**Task prompt**: All of the data that follows should be retyped exactly as it appears.

= = =

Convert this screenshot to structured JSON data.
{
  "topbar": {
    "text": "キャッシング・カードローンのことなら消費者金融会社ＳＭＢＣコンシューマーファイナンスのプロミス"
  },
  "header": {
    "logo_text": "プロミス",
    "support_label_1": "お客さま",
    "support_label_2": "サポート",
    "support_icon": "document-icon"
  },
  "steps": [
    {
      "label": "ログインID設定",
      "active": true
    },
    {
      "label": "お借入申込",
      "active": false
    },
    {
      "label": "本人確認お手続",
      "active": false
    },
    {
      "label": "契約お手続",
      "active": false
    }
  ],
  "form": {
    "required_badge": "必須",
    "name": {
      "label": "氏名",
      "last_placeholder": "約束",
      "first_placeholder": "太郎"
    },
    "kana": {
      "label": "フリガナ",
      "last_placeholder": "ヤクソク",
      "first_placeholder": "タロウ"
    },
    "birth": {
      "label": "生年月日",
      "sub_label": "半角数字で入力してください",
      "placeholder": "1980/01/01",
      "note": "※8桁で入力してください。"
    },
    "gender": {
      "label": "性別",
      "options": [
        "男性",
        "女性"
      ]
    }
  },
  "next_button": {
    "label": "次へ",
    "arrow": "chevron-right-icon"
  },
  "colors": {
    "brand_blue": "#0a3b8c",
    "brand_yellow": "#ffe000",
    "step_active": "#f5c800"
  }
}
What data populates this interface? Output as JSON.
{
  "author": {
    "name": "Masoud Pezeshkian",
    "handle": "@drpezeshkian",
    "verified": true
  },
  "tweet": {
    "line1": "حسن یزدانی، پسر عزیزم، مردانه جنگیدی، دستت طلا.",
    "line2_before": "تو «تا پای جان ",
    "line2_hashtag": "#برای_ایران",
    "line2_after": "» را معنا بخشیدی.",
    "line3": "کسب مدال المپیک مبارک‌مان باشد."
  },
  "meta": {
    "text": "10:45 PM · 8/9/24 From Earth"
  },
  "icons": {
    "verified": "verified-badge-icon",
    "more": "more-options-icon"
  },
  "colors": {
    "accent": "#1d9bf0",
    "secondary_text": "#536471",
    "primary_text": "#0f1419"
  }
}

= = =

**Task answer**:
Convert this screenshot to structured JSON data.
{
  "topbar": {
    "text": "キャッシング・カードローンのことなら消費者金融会社ＳＭＢＣコンシューマーファイナンスのプロミス"
  },
  "header": {
    "logo_text": "プロミス",
    "support_label_1": "お客さま",
    "support_label_2": "サポート",
    "support_icon": "document-icon"
  },
  "steps": [
    {
      "label": "ログインID設定",
      "active": true
    },
    {
      "label": "お借入申込",
      "active": false
    },
    {
      "label": "本人確認お手続",
      "active": false
    },
    {
      "label": "契約お手続",
      "active": false
    }
  ],
  "form": {
    "required_badge": "必須",
    "name": {
      "label": "氏名",
      "last_placeholder": "約束",
      "first_placeholder": "太郎"
    },
    "kana": {
      "label": "フリガナ",
      "last_placeholder": "ヤクソク",
      "first_placeholder": "タロウ"
    },
    "birth": {
      "label": "生年月日",
      "sub_label": "半角数字で入力してください",
      "placeholder": "1980/01/01",
      "note": "※8桁で入力してください。"
    },
    "gender": {
      "label": "性別",
      "options": [
        "男性",
        "女性"
      ]
    }
  },
  "next_button": {
    "label": "次へ",
    "arrow": "chevron-right-icon"
  },
  "colors": {
    "brand_blue": "#0a3b8c",
    "brand_yellow": "#ffe000",
    "step_active": "#f5c800"
  }
}
What data populates this interface? Output as JSON.
{
  "author": {
    "name": "Masoud Pezeshkian",
    "handle": "@drpezeshkian",
    "verified": true
  },
  "tweet": {
    "line1": "حسن یزدانی، پسر عزیزم، مردانه جنگیدی، دستت طلا.",
    "line2_before": "تو «تا پای جان ",
    "line2_hashtag": "#برای_ایران",
    "line2_after": "» را معنا بخشیدی.",
    "line3": "کسب مدال المپیک مبارک‌مان باشد."
  },
  "meta": {
    "text": "10:45 PM · 8/9/24 From Earth"
  },
  "icons": {
    "verified": "verified-badge-icon",
    "more": "more-options-icon"
  },
  "colors": {
    "accent": "#1d9bf0",
    "secondary_text": "#536471",
    "primary_text": "#0f1419"
  }
}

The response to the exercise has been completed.